While a seminal figure of the French New Wave, Alain Resnais was not, like so many of his contemporaries, an alumnus of the film journal Cahiers du Cinema. In fact, he existed well outside of the sphere of filmmakers like Jean-Luc Godard, Francois Truffaut, and Jacques Rivette, with a dedication to formalism, modernist concerns, and social and political issues not found in the work of his fellow innovators. Focusing repeatedly on themes of time and memory, Resnais drew from the well of serious literature to offer a singular philosophical and artistic vantage point, employing enigmatic narrative structures, lush cinematography, and lyrical editing patterns to create some of the most provocative and controversial work of the period.

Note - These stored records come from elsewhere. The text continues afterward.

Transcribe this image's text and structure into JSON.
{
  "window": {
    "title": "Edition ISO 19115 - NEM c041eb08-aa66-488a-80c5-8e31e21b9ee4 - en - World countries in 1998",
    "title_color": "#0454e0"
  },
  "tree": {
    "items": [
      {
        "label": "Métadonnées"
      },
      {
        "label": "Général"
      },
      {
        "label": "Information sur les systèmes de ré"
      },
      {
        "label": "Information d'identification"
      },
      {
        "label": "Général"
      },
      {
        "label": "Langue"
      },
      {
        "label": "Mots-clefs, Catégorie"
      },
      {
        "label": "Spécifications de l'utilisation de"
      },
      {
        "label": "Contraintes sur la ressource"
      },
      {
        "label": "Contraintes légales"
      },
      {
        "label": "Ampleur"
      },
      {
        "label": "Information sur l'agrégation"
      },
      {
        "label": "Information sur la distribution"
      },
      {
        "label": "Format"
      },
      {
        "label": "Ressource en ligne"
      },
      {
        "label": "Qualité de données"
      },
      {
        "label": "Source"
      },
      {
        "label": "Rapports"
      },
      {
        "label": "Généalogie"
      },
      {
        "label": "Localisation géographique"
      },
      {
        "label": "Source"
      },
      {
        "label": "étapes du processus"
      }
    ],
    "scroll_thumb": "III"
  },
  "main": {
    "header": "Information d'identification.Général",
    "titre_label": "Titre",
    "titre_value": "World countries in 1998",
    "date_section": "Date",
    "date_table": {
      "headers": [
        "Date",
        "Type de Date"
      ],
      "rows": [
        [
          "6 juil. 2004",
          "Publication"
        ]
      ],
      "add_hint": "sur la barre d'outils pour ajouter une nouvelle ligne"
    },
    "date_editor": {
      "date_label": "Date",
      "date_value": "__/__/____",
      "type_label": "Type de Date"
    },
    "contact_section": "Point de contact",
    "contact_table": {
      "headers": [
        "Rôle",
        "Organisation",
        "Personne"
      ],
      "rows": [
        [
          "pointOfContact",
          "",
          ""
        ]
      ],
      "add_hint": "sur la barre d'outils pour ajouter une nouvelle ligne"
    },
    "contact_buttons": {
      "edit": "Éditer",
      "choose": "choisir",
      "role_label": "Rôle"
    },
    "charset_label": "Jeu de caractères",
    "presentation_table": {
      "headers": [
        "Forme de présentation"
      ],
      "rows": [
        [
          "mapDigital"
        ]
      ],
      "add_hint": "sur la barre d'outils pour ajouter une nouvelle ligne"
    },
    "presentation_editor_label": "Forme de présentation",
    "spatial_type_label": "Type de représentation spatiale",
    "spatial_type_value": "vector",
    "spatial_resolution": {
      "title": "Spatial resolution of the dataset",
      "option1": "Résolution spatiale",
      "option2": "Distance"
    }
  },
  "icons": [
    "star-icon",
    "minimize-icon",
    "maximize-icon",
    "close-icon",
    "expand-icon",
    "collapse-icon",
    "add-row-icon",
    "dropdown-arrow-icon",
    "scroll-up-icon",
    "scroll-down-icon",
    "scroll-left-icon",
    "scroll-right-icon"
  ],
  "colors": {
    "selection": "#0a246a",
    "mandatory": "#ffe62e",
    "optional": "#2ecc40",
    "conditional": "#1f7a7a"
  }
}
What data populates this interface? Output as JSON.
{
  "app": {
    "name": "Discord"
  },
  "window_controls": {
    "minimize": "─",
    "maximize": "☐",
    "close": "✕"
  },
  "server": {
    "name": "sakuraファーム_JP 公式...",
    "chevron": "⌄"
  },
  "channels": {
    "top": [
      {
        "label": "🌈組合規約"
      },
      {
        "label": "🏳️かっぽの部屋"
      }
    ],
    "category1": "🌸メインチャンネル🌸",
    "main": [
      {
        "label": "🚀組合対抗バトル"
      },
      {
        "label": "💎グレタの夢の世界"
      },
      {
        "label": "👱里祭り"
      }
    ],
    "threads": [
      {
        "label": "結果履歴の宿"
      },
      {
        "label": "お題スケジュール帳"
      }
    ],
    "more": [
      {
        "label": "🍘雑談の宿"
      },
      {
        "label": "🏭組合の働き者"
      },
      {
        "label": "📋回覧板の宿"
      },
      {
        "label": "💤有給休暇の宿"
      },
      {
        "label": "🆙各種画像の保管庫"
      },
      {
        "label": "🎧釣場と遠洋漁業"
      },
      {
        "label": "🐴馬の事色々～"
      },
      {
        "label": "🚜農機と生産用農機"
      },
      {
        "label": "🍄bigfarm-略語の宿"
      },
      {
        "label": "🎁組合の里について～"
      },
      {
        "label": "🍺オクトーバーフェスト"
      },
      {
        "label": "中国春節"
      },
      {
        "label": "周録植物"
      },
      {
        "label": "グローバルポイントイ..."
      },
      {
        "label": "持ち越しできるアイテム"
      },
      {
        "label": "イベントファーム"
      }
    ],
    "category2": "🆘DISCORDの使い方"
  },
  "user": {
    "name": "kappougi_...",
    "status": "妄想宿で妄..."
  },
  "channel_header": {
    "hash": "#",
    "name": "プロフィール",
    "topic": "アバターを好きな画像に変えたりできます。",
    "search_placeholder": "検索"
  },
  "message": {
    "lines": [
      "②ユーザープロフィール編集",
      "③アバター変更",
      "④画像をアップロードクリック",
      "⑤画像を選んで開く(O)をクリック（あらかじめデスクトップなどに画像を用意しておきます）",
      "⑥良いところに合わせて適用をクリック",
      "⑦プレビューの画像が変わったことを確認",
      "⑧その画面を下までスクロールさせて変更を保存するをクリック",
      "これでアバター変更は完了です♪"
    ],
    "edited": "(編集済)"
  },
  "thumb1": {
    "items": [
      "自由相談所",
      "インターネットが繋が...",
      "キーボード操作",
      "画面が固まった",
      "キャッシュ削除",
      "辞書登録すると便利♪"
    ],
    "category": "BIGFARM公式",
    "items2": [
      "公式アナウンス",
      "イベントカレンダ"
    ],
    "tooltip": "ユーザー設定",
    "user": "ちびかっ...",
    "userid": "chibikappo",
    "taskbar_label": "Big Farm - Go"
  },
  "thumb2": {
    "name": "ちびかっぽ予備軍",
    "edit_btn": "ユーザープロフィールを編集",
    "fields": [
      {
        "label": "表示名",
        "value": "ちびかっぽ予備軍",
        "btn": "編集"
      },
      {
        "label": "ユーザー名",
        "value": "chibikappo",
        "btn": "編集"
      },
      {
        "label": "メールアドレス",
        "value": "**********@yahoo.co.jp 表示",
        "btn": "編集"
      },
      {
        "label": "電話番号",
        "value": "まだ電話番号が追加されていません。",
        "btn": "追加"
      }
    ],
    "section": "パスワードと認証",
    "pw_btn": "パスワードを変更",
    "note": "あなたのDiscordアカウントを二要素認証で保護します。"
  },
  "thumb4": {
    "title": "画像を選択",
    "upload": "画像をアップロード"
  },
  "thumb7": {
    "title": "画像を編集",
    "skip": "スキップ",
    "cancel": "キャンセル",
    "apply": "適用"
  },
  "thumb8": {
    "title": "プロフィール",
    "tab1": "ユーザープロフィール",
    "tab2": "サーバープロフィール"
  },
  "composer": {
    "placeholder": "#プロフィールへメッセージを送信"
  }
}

Born June 3, 1922, in Vannes, France, Resnais began making his first 8 mm films at the age of 14, later studying drama under the tutelage of Rene Simon. In 1943 he enrolled at the newly formed Institut des Hautes Etudes Cinematographie, leaving the following year after declaring his studies too theoretical. He then spent the mid-'40s working primarily as an actor, signing on with an Allied Occupation performance troupe called Les Arlequins. Resnais returned to filmmaking in 1945, helming the surrealist 16 mm short comedy Schema d'une Identification. The full-length Ouvert pour Cause d'Inventaire followed in 1946, and like its predecessor appears to no longer exist.